To the southeast are the ruins of the Mankiala stupa – a 2nd-century stupa where, according to the Jataka tales, a previous incarnation of the Buddha leapt off a cliff in order to offer his corpse to seven hungry tiger cubs. The nearby town of Taxila is thought to have been home to the world’s first university. Sir Alexander Cunningham identified ruins on the site of the Rawalpindi Cantonment as the ancient city of Ganjipur (or Gajnipur), the capital of the Bhatti tribe in the ages preceding the Christian era.
MedievalThe first mention of Rawalpindi’s earliest settlement dates from when Mahmud of Ghazni destroyed Rawalpindi and the town was restored by Gakhar chief Kai Gohar in the early 11th century. The town fell into decay again after Mongol invasions in the 14th century. Situated along an invasion route, the settlement did not prosper and remained deserted until 1493, when Jhanda Khan re-established the ruined town, and named it Rawal. The 16th century Rawat Fort offered military protection to Rawalpindi. During the Mughal era, Rawalpindi remained under the rule of the Ghakhar clan, who in turn pledged allegiance to the Mughal Empire. The city was developed as an important outpost in order to guard the frontiers of the Mughal realm.Gakhars fortified a nearby caravanserai, in the 16th century, transforming it into the Rawat Fort in order to defend the Pothohar plateau from Sher Shah Suri’s forces. Construction of the Attock Fort in 1581 after Akbar led a campaign against his brother Mirza Muhammad Hakim, further securing Rawalpindi’s environs. In December 1585, the Emperor Akbar arrived in Rawalpindi, and remained in and around Rawalpindi for 13 years as he extended the frontiers of the empire, in an era described as a “glorious period” in his career as Emperor.

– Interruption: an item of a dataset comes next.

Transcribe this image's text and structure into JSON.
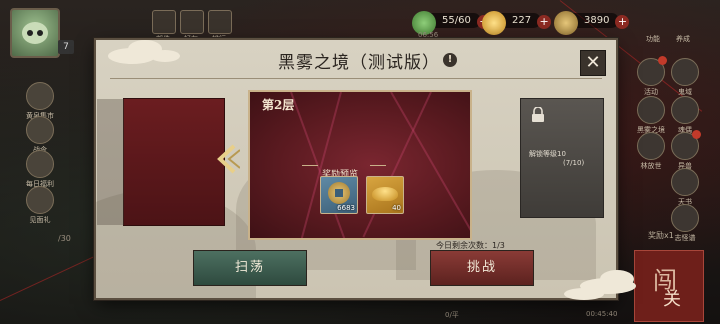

With the onset of chaos and rivalry between Gakhar chiefs after the death of Kamal Khan in 1559, Rawalpindi was awarded to Said Khan by the Mughal Emperor. The Emperor Jehangir visited the royal camp in Rawalpindi in 1622, where he first learned of Shah Abbas I of Persia’s plan to invade Kandahar.

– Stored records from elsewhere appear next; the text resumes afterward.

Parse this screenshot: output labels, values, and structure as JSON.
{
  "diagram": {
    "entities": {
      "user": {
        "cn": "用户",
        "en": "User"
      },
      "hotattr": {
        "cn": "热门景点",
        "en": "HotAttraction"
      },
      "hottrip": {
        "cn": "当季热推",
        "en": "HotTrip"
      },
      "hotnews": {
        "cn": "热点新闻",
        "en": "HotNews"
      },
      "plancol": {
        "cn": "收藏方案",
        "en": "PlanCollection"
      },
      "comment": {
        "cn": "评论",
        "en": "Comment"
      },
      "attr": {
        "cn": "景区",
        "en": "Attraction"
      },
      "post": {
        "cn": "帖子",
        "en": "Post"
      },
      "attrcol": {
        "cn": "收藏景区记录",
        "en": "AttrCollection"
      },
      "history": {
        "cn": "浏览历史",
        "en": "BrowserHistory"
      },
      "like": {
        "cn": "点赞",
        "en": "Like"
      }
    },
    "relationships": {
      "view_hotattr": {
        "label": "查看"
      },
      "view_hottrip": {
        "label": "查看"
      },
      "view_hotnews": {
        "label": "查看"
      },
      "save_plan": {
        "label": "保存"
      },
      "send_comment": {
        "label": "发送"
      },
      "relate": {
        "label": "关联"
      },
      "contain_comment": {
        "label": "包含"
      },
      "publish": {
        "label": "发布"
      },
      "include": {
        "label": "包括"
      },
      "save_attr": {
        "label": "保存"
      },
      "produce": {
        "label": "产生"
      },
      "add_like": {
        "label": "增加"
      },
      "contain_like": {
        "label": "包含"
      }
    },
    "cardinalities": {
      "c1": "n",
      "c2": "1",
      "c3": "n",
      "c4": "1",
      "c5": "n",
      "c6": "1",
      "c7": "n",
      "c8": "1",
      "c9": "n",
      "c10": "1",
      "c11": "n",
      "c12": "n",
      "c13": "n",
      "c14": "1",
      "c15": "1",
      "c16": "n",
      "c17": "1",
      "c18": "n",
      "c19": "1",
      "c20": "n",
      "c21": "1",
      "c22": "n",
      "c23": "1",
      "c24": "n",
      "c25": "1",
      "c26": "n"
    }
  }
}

Sikh MislRawalpindi declined in importance as Mughal power declined, until the town was captured in the mid 1760s from Muqarrab Khan by the Sikhs under Sardar Gujjar Singh and his son Sahib Singh. The city’s administration was handed to Sardar Milkha Singh, who then invited traders from the neighboring commercial centers of Jhelum and Shahpur to settle in the territory in 1766.The city then began to prosper, although the population in 1770 is estimated to have been only about 300 families. Rawalpindi became for a time the refuge of Shah Shuja, the exiled king of Afghanistan, and of his brother Shah Zaman in the early 19th century.

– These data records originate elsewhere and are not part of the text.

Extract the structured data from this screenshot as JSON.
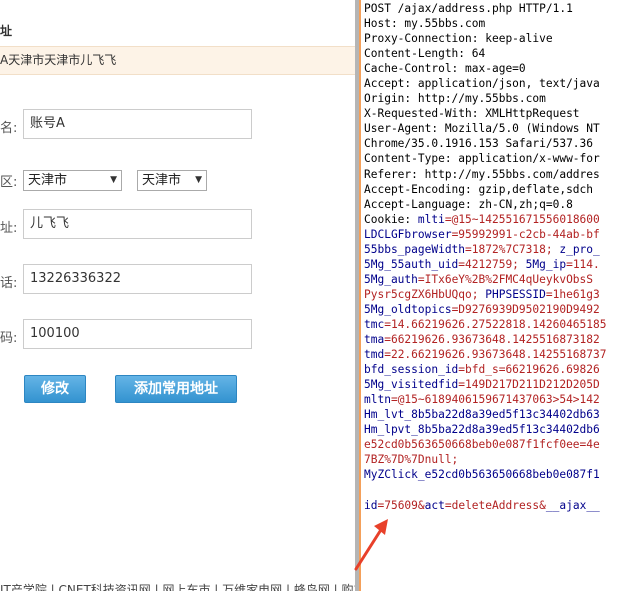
{
  "form": {
    "section_title": "址",
    "current_address": "A天津市天津市儿飞飞",
    "fields": [
      {
        "label": "名:",
        "value": "账号A"
      },
      {
        "label": "区:",
        "province": "天津市",
        "city": "天津市"
      },
      {
        "label": "址:",
        "value": "儿飞飞"
      },
      {
        "label": "话:",
        "value": "13226336322"
      },
      {
        "label": "码:",
        "value": "100100"
      }
    ],
    "modify_button": "修改",
    "add_common_button": "添加常用地址",
    "footer_links": "IT产学院 | CNET科技资讯网 | 网上车市 | 万维家电网 | 蜂鸟网 | 购车"
  },
  "request": {
    "headers": [
      {
        "text": "POST /ajax/address.php HTTP/1.1",
        "kind": "k"
      },
      {
        "text": "Host: my.55bbs.com",
        "kind": "k"
      },
      {
        "text": "Proxy-Connection: keep-alive",
        "kind": "k"
      },
      {
        "text": "Content-Length: 64",
        "kind": "k"
      },
      {
        "text": "Cache-Control: max-age=0",
        "kind": "k"
      },
      {
        "text": "Accept: application/json, text/java",
        "kind": "k"
      },
      {
        "text": "Origin: http://my.55bbs.com",
        "kind": "k"
      },
      {
        "text": "X-Requested-With: XMLHttpRequest",
        "kind": "k"
      },
      {
        "text": "User-Agent: Mozilla/5.0 (Windows NT",
        "kind": "k"
      },
      {
        "text": "Chrome/35.0.1916.153 Safari/537.36",
        "kind": "k"
      },
      {
        "text": "Content-Type: application/x-www-for",
        "kind": "k"
      },
      {
        "text": "Referer: http://my.55bbs.com/addres",
        "kind": "k"
      },
      {
        "text": "Accept-Encoding: gzip,deflate,sdch",
        "kind": "k"
      },
      {
        "text": "Accept-Language: zh-CN,zh;q=0.8",
        "kind": "k"
      }
    ],
    "cookie_lines": [
      [
        {
          "t": "Cookie: ",
          "c": "k"
        },
        {
          "t": "mlti",
          "c": "blue"
        },
        {
          "t": "=@15~142551671556018600",
          "c": "red"
        }
      ],
      [
        {
          "t": "LDCLGFbrowser",
          "c": "blue"
        },
        {
          "t": "=95992991-c2cb-44ab-bf",
          "c": "red"
        }
      ],
      [
        {
          "t": "55bbs_pageWidth",
          "c": "blue"
        },
        {
          "t": "=1872%7C7318; ",
          "c": "red"
        },
        {
          "t": "z_pro_",
          "c": "blue"
        }
      ],
      [
        {
          "t": "5Mg_55auth_uid",
          "c": "blue"
        },
        {
          "t": "=4212759; ",
          "c": "red"
        },
        {
          "t": "5Mg_ip",
          "c": "blue"
        },
        {
          "t": "=114.",
          "c": "red"
        }
      ],
      [
        {
          "t": "5Mg_auth",
          "c": "blue"
        },
        {
          "t": "=ITx6eY%2B%2FMC4qUeykvObsS",
          "c": "red"
        }
      ],
      [
        {
          "t": "Pysr5cgZX6HbUQqo; ",
          "c": "red"
        },
        {
          "t": "PHPSESSID",
          "c": "blue"
        },
        {
          "t": "=1he61g3",
          "c": "red"
        }
      ],
      [
        {
          "t": "5Mg_oldtopics",
          "c": "blue"
        },
        {
          "t": "=D9276939D9502190D9492",
          "c": "red"
        }
      ],
      [
        {
          "t": "tmc",
          "c": "blue"
        },
        {
          "t": "=14.66219626.27522818.14260465185",
          "c": "red"
        }
      ],
      [
        {
          "t": "tma",
          "c": "blue"
        },
        {
          "t": "=66219626.93673648.1425516873182",
          "c": "red"
        }
      ],
      [
        {
          "t": "tmd",
          "c": "blue"
        },
        {
          "t": "=22.66219626.93673648.14255168737",
          "c": "red"
        }
      ],
      [
        {
          "t": "bfd_session_id",
          "c": "blue"
        },
        {
          "t": "=bfd_s=66219626.69826",
          "c": "red"
        }
      ],
      [
        {
          "t": "5Mg_visitedfid",
          "c": "blue"
        },
        {
          "t": "=149D217D211D212D205D",
          "c": "red"
        }
      ],
      [
        {
          "t": "mltn",
          "c": "blue"
        },
        {
          "t": "=@15~6189406159671437063>54>142",
          "c": "red"
        }
      ],
      [
        {
          "t": "Hm_lvt_8b5ba22d8a39ed5f13c34402db63",
          "c": "blue"
        }
      ],
      [
        {
          "t": "Hm_lpvt_8b5ba22d8a39ed5f13c34402db6",
          "c": "blue"
        }
      ],
      [
        {
          "t": "e52cd0b563650668beb0e087f1fcf0ee=4e",
          "c": "red"
        }
      ],
      [
        {
          "t": "7BZ%7D%7Dnull;",
          "c": "red"
        }
      ],
      [
        {
          "t": "MyZClick_e52cd0b563650668beb0e087f1",
          "c": "blue"
        }
      ]
    ],
    "body_line": [
      {
        "t": "id",
        "c": "blue"
      },
      {
        "t": "=75609&",
        "c": "red"
      },
      {
        "t": "act",
        "c": "blue"
      },
      {
        "t": "=deleteAddress&",
        "c": "red"
      },
      {
        "t": "__ajax__",
        "c": "blue"
      }
    ]
  },
  "colors": {
    "arrow": "#e8402a",
    "button": "#3c9ad6",
    "address_bg": "#fdf3e7"
  }
}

Sikh EmpireSikh ruler Maharaja Ranjit Singh allowed the son of Sardar Milkha Singh to continue as Governor of Rawalpindi, after Ranjit Singh seized the district in 1810. Sikh rule over Rawalpindi was consolidated by defeat of the Afghans at Haidaran in July 1813 The Sikh rulers allied themselves with some of the local Gakhar tribes, and jointly defeated Syed Ahmad Barelvi at Akora Khattak in 1827, and again in 1831 in Balakot. Jews first arrived in Rawalpindi’s Babu Mohallah neighbourhood from Mashhad, Persia in 1839, in order to flee from anti-Jewish laws instituted by the Qajar dynasty. In 1841, Diwan Kishan Kaur was appointed Sardar of Rawalpindi.
On 14 March 1849, Sardar Chattar Singh and Raja Sher Singh of the Sikh Empire surrendered to General Gilbert near Rawalpindi, ceding the city to the British. The Sikh Empire then came to an end on 29 March 1849.